DATA RECORDS -
━━━━━━━━━━━━━━━━━━━━

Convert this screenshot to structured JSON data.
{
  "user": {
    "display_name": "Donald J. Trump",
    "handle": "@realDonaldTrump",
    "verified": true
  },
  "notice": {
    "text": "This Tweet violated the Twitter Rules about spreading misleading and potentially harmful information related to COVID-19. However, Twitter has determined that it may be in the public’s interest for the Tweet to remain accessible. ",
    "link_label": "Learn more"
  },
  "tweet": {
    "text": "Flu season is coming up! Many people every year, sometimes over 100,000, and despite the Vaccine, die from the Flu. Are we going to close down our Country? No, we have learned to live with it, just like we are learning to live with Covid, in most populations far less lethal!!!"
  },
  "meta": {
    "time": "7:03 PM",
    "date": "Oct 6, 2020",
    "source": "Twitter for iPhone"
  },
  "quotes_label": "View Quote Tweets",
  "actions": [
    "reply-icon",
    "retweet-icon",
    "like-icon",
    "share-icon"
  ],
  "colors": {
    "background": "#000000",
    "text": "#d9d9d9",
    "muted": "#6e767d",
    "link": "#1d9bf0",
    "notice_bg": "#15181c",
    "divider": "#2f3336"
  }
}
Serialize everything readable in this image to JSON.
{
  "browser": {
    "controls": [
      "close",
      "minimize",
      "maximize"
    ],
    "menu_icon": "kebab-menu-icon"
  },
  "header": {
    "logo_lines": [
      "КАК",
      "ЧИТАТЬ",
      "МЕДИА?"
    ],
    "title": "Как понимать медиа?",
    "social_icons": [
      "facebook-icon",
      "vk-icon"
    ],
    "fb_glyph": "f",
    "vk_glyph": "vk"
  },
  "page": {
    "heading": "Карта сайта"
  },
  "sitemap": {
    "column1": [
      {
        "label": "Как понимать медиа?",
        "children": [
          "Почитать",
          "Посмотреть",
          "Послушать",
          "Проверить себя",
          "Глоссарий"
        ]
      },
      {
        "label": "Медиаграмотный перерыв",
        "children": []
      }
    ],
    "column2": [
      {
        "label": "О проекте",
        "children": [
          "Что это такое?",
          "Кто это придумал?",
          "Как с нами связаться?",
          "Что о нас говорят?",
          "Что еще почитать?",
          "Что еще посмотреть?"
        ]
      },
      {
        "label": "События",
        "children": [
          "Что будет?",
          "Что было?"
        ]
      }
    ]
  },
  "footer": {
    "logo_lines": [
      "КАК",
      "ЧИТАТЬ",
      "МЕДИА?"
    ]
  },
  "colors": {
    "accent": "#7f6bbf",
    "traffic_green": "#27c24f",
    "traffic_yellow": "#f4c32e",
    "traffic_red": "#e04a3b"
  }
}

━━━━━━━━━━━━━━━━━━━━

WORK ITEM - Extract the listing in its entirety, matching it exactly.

TASK RESPONSE -
Convert this screenshot to structured JSON data.
{
  "user": {
    "display_name": "Donald J. Trump",
    "handle": "@realDonaldTrump",
    "verified": true
  },
  "notice": {
    "text": "This Tweet violated the Twitter Rules about spreading misleading and potentially harmful information related to COVID-19. However, Twitter has determined that it may be in the public’s interest for the Tweet to remain accessible. ",
    "link_label": "Learn more"
  },
  "tweet": {
    "text": "Flu season is coming up! Many people every year, sometimes over 100,000, and despite the Vaccine, die from the Flu. Are we going to close down our Country? No, we have learned to live with it, just like we are learning to live with Covid, in most populations far less lethal!!!"
  },
  "meta": {
    "time": "7:03 PM",
    "date": "Oct 6, 2020",
    "source": "Twitter for iPhone"
  },
  "quotes_label": "View Quote Tweets",
  "actions": [
    "reply-icon",
    "retweet-icon",
    "like-icon",
    "share-icon"
  ],
  "colors": {
    "background": "#000000",
    "text": "#d9d9d9",
    "muted": "#6e767d",
    "link": "#1d9bf0",
    "notice_bg": "#15181c",
    "divider": "#2f3336"
  }
}
Serialize everything readable in this image to JSON.
{
  "browser": {
    "controls": [
      "close",
      "minimize",
      "maximize"
    ],
    "menu_icon": "kebab-menu-icon"
  },
  "header": {
    "logo_lines": [
      "КАК",
      "ЧИТАТЬ",
      "МЕДИА?"
    ],
    "title": "Как понимать медиа?",
    "social_icons": [
      "facebook-icon",
      "vk-icon"
    ],
    "fb_glyph": "f",
    "vk_glyph": "vk"
  },
  "page": {
    "heading": "Карта сайта"
  },
  "sitemap": {
    "column1": [
      {
        "label": "Как понимать медиа?",
        "children": [
          "Почитать",
          "Посмотреть",
          "Послушать",
          "Проверить себя",
          "Глоссарий"
        ]
      },
      {
        "label": "Медиаграмотный перерыв",
        "children": []
      }
    ],
    "column2": [
      {
        "label": "О проекте",
        "children": [
          "Что это такое?",
          "Кто это придумал?",
          "Как с нами связаться?",
          "Что о нас говорят?",
          "Что еще почитать?",
          "Что еще посмотреть?"
        ]
      },
      {
        "label": "События",
        "children": [
          "Что будет?",
          "Что было?"
        ]
      }
    ]
  },
  "footer": {
    "logo_lines": [
      "КАК",
      "ЧИТАТЬ",
      "МЕДИА?"
    ]
  },
  "colors": {
    "accent": "#7f6bbf",
    "traffic_green": "#27c24f",
    "traffic_yellow": "#f4c32e",
    "traffic_red": "#e04a3b"
  }
}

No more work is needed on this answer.